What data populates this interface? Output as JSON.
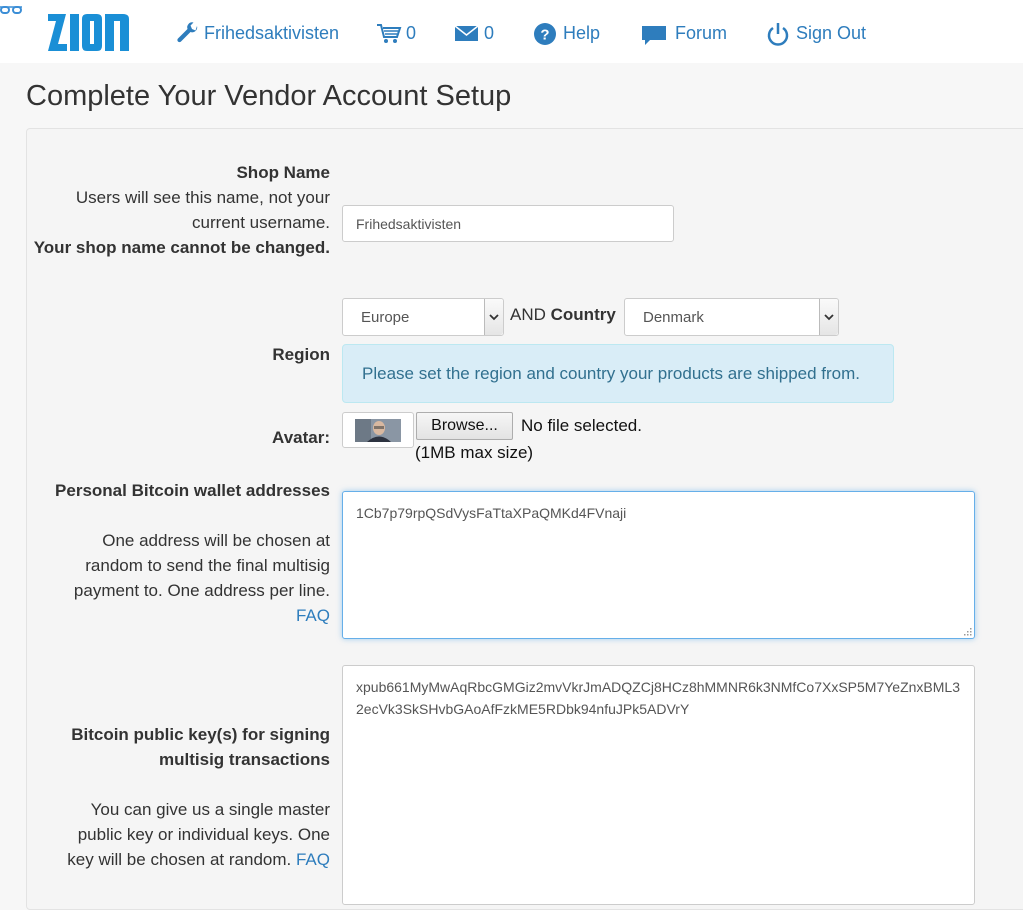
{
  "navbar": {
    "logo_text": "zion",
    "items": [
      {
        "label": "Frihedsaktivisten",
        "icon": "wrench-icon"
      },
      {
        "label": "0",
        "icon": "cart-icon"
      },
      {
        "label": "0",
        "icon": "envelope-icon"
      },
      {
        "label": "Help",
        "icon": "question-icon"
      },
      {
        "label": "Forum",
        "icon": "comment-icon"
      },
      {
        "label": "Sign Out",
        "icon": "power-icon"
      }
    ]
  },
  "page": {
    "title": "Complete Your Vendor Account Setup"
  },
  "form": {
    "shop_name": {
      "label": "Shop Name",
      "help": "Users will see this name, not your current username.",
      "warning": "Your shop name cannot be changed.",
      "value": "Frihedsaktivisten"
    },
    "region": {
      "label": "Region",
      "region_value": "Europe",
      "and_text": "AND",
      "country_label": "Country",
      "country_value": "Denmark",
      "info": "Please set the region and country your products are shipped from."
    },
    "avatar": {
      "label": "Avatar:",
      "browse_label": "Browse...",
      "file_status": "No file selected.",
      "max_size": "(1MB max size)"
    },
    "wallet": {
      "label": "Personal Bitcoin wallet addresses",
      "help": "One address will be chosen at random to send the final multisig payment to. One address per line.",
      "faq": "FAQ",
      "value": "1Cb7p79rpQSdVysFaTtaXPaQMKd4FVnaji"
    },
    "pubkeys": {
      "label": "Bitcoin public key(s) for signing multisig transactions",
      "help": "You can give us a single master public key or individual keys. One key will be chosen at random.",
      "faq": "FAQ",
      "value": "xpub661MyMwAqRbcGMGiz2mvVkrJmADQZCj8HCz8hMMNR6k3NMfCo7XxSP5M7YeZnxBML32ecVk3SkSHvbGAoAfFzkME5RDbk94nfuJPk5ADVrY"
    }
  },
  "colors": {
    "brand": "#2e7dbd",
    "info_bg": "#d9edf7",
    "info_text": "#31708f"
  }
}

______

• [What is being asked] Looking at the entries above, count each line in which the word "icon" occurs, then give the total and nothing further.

• [Result for this exercise] 6